## Your objective:
When the word "this" shows up in a line of the records below, copy that line.

START Provided records

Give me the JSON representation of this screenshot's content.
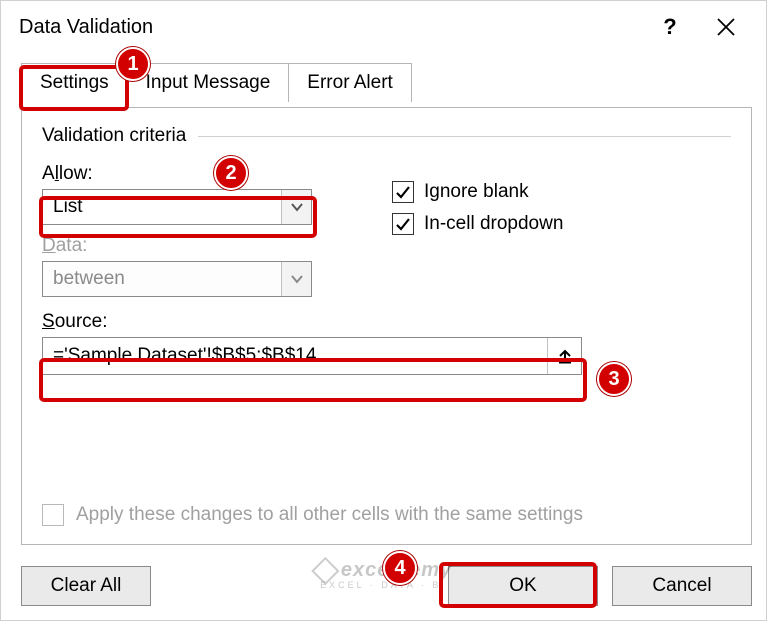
{
  "dialog": {
    "title": "Data Validation",
    "help_label": "?",
    "close_label": "Close"
  },
  "tabs": {
    "settings": "Settings",
    "input_message": "Input Message",
    "error_alert": "Error Alert"
  },
  "group": {
    "title": "Validation criteria"
  },
  "allow": {
    "label_pre": "A",
    "label_ul": "l",
    "label_post": "low:",
    "value": "List"
  },
  "data_field": {
    "label_pre": "",
    "label_ul": "D",
    "label_post": "ata:",
    "value": "between"
  },
  "checks": {
    "ignore_pre": "Ignore ",
    "ignore_ul": "b",
    "ignore_post": "lank",
    "ignore_checked": true,
    "incell_ul": "I",
    "incell_post": "n-cell dropdown",
    "incell_checked": true
  },
  "source": {
    "label_ul": "S",
    "label_post": "ource:",
    "value": "='Sample Dataset'!$B$5:$B$14"
  },
  "apply": {
    "label_pre": "Apply these changes to all other cells with the same settings",
    "label_ul": "",
    "checked": false
  },
  "buttons": {
    "clear_ul": "C",
    "clear_post": "lear All",
    "ok": "OK",
    "cancel": "Cancel"
  },
  "badges": {
    "b1": "1",
    "b2": "2",
    "b3": "3",
    "b4": "4"
  },
  "watermark": {
    "line1": "exceldemy",
    "line2": "EXCEL · DATA · BI"
  }
}
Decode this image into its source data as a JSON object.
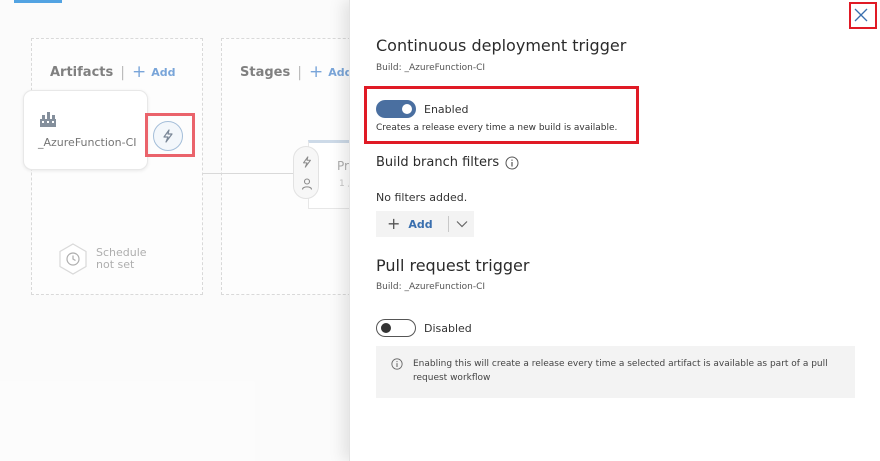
{
  "canvas": {
    "artifacts_label": "Artifacts",
    "add_label": "Add",
    "stages_label": "Stages",
    "stages_add_label": "Add",
    "artifact_name": "_AzureFunction-CI",
    "schedule_label_line1": "Schedule",
    "schedule_label_line2": "not set",
    "stage_name_partial": "Pr",
    "stage_sub_partial": "1 ,"
  },
  "panel": {
    "cd_title": "Continuous deployment trigger",
    "cd_build": "Build: _AzureFunction-CI",
    "cd_toggle_state": "on",
    "cd_toggle_label": "Enabled",
    "cd_description": "Creates a release every time a new build is available.",
    "branch_filters_title": "Build branch filters",
    "no_filters": "No filters added.",
    "add_button_label": "Add",
    "pr_title": "Pull request trigger",
    "pr_build": "Build: _AzureFunction-CI",
    "pr_toggle_state": "off",
    "pr_toggle_label": "Disabled",
    "pr_notice": "Enabling this will create a release every time a selected artifact is available as part of a pull request workflow"
  },
  "colors": {
    "accent": "#0078d4",
    "toggle_on": "#4a6fa0",
    "highlight": "#e01a25"
  },
  "icons": [
    "build-icon",
    "lightning-icon",
    "person-icon",
    "clock-icon",
    "info-icon",
    "close-icon",
    "chevron-down-icon",
    "plus-icon"
  ]
}
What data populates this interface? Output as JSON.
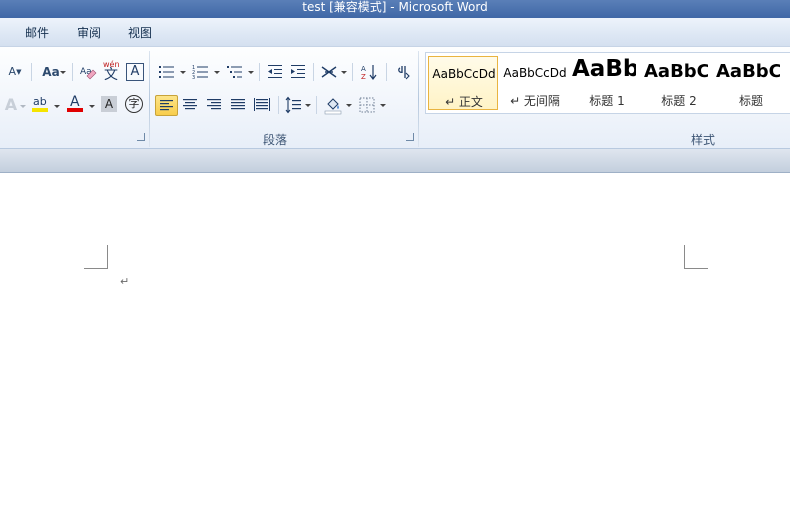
{
  "window": {
    "title": "test [兼容模式]  -  Microsoft Word"
  },
  "menu_tabs": [
    "邮件",
    "审阅",
    "视图"
  ],
  "font_group": {
    "grow_font_label": "A",
    "change_case_label": "Aa",
    "phonetic_label": "wén",
    "phonetic_char": "文",
    "char_border_label": "A",
    "text_effect_label": "A",
    "highlight_label": "ab",
    "font_color_label": "A",
    "shading_label": "A",
    "enclose_char_label": "字",
    "highlight_color": "#f5e400",
    "font_color": "#e00000"
  },
  "paragraph_group": {
    "label": "段落"
  },
  "styles_group": {
    "label": "样式",
    "items": [
      {
        "sample": "AaBbCcDd",
        "name": "↵ 正文",
        "active": true
      },
      {
        "sample": "AaBbCcDd",
        "name": "↵ 无间隔",
        "active": false
      },
      {
        "sample": "AaBb",
        "name": "标题 1",
        "active": false
      },
      {
        "sample": "AaBbC",
        "name": "标题 2",
        "active": false
      },
      {
        "sample": "AaBbC",
        "name": "标题",
        "active": false
      }
    ]
  },
  "document": {
    "paragraph_mark": "↵"
  }
}
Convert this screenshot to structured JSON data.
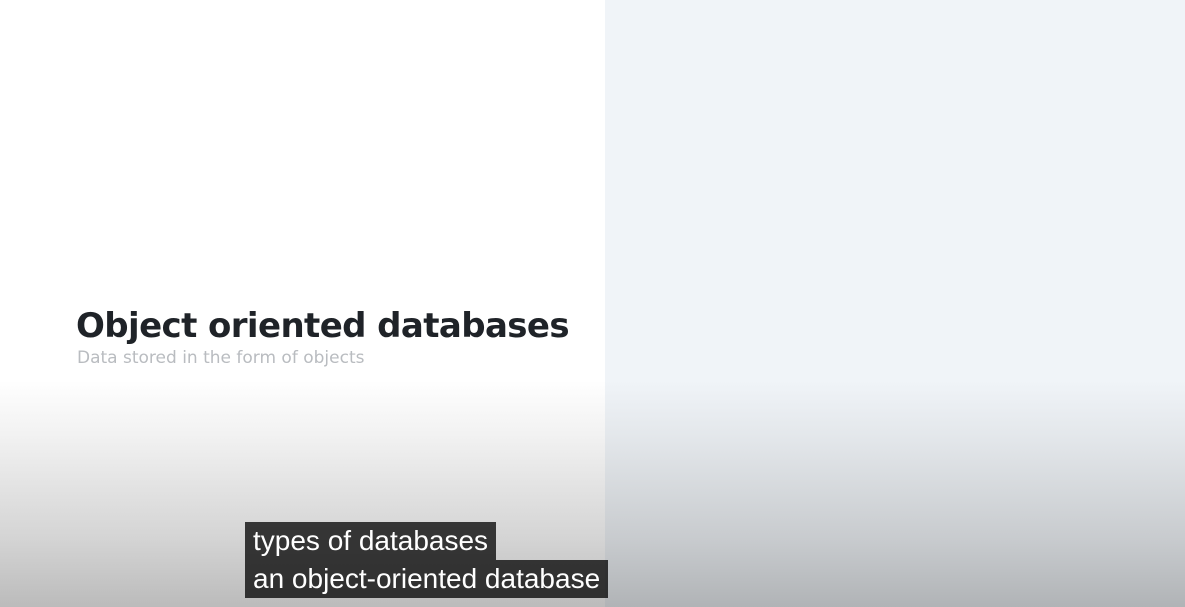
{
  "slide": {
    "title": "Object oriented databases",
    "subtitle": "Data stored in the form of objects"
  },
  "captions": [
    "types of databases",
    "an object-oriented database"
  ],
  "colors": {
    "left_panel": "#ffffff",
    "right_panel": "#f0f4f8",
    "title_text": "#1f2328",
    "subtitle_text": "#b9bcc0",
    "caption_background": "#141414",
    "caption_text": "#ffffff"
  }
}
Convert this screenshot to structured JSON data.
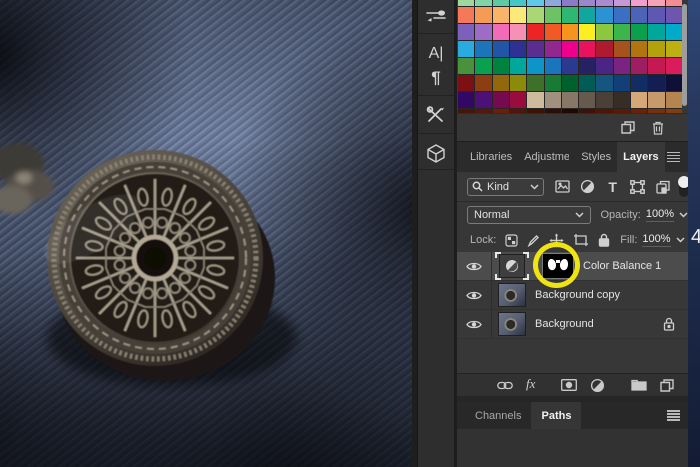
{
  "left_rail": {
    "icons": [
      "brushes-panel",
      "character-panel",
      "paragraph-panel",
      "tool-presets-panel",
      "3d-panel"
    ],
    "character_glyph": "A|",
    "paragraph_glyph": "¶"
  },
  "swatches_panel": {
    "rows": [
      [
        "#9fd89f",
        "#7fd4a8",
        "#5ec9a4",
        "#46c6c6",
        "#5fc8e8",
        "#8fa8dc",
        "#8b7ac8",
        "#9b87ce",
        "#ab8bd0",
        "#c699d6",
        "#f0a0cc",
        "#f7a3b7",
        "#f28e93"
      ],
      [
        "#f4785a",
        "#f59b55",
        "#f8b56a",
        "#fbe97a",
        "#a8d773",
        "#6cc366",
        "#2eb673",
        "#12a79e",
        "#2b93d2",
        "#3b6fc4",
        "#4d63b8",
        "#5e58b2",
        "#6e55ae"
      ],
      [
        "#7b60be",
        "#9c6cc6",
        "#f16cb8",
        "#f591b5",
        "#ec2426",
        "#f15a24",
        "#f7941e",
        "#fcee21",
        "#8dc63f",
        "#3cb54a",
        "#0ba04e",
        "#00a89c",
        "#00aac8"
      ],
      [
        "#29abe2",
        "#1c75bc",
        "#2156a6",
        "#2e3192",
        "#5b2d90",
        "#92278f",
        "#ec008c",
        "#e8125d",
        "#ae1a2e",
        "#a5531b",
        "#b0750e",
        "#b2a30c",
        "#bdb012"
      ],
      [
        "#49913c",
        "#0ba04e",
        "#00833f",
        "#00a79b",
        "#0d94c8",
        "#1b75bc",
        "#2a3b8f",
        "#262262",
        "#4b2583",
        "#7b2382",
        "#9e1e63",
        "#c41952",
        "#da1c5c"
      ],
      [
        "#7d1012",
        "#8c3e10",
        "#93670b",
        "#8b8b09",
        "#3f7029",
        "#197a34",
        "#00612f",
        "#005c55",
        "#14567e",
        "#123f78",
        "#102e63",
        "#131f52",
        "#0e1038"
      ],
      [
        "#310863",
        "#4c1076",
        "#750a4e",
        "#9a0c3c",
        "#cdbb9e",
        "#a2907e",
        "#887767",
        "#665a4e",
        "#4b4038",
        "#352d26",
        "#d6a877",
        "#c69a6a",
        "#b5854f"
      ],
      [
        "#4a1408",
        "#581808",
        "#6b1e08",
        "#511605",
        "#3f1204",
        "#2e0d03",
        "#1f0902",
        "#401106",
        "#511505",
        "#5e1905",
        "#6b2007",
        "#77300c",
        "#833c10"
      ]
    ]
  },
  "layers_panel": {
    "tabs": [
      {
        "label": "Libraries",
        "active": false
      },
      {
        "label": "Adjustme",
        "active": false
      },
      {
        "label": "Styles",
        "active": false
      },
      {
        "label": "Layers",
        "active": true
      }
    ],
    "filter": {
      "value": "Kind"
    },
    "blend": {
      "mode": "Normal",
      "opacity_label": "Opacity:",
      "opacity_value": "100%"
    },
    "lock": {
      "label": "Lock:",
      "fill_label": "Fill:",
      "fill_value": "100%"
    },
    "layers": [
      {
        "name": "Color Balance 1",
        "kind": "adjustment",
        "selected": true,
        "has_mask": true,
        "locked": false
      },
      {
        "name": "Background copy",
        "kind": "image",
        "selected": false,
        "has_mask": false,
        "locked": false
      },
      {
        "name": "Background",
        "kind": "image",
        "selected": false,
        "has_mask": false,
        "locked": true
      }
    ]
  },
  "bottom_panel": {
    "tabs": [
      {
        "label": "Channels",
        "active": false
      },
      {
        "label": "Paths",
        "active": true
      }
    ]
  },
  "annotation": {
    "type": "highlight-circle",
    "color": "#efe412",
    "target": "color-balance-layer-mask-thumbnail"
  },
  "page_edge": {
    "digit": "4"
  }
}
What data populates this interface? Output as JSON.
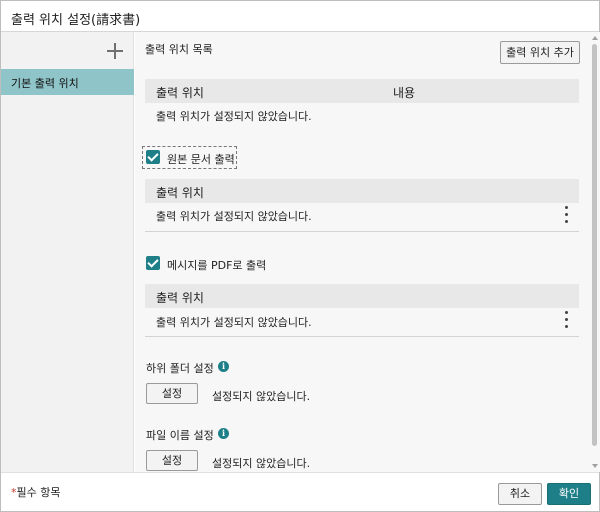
{
  "dialog": {
    "title": "출력 위치 설정(請求書)"
  },
  "sidebar": {
    "add_icon": "plus-icon",
    "items": [
      {
        "label": "기본 출력 위치",
        "selected": true
      }
    ]
  },
  "main": {
    "output_list": {
      "label": "출력 위치 목록",
      "add_button": "출력 위치 추가",
      "col_location": "출력 위치",
      "col_content": "내용",
      "empty_text": "출력 위치가 설정되지 않았습니다."
    },
    "original_output": {
      "checkbox_label": "원본 문서 출력",
      "checked": true,
      "col_location": "출력 위치",
      "empty_text": "출력 위치가 설정되지 않았습니다."
    },
    "pdf_output": {
      "checkbox_label": "메시지를 PDF로 출력",
      "checked": true,
      "col_location": "출력 위치",
      "empty_text": "출력 위치가 설정되지 않았습니다."
    },
    "subfolder": {
      "label": "하위 폴더 설정",
      "button": "설정",
      "status": "설정되지 않았습니다."
    },
    "filename": {
      "label": "파일 이름 설정",
      "button": "설정",
      "status": "설정되지 않았습니다."
    }
  },
  "footer": {
    "required_star": "*",
    "required_label": "필수 항목",
    "cancel": "취소",
    "ok": "확인"
  },
  "colors": {
    "accent": "#1f7f88",
    "sidebar_selected": "#8fc4c8"
  }
}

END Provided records

## Problem solution:
Give me the JSON representation of this screenshot's content.
Decode this image into its source data as a JSON object.
    "pr_notice": "Enabling this will create a release every time a selected artifact is available as part of a pull request workflow"
What data populates this interface? Output as JSON.
Convert this screenshot to structured JSON data.
Convert this screenshot to structured JSON data.
What data populates this interface? Output as JSON.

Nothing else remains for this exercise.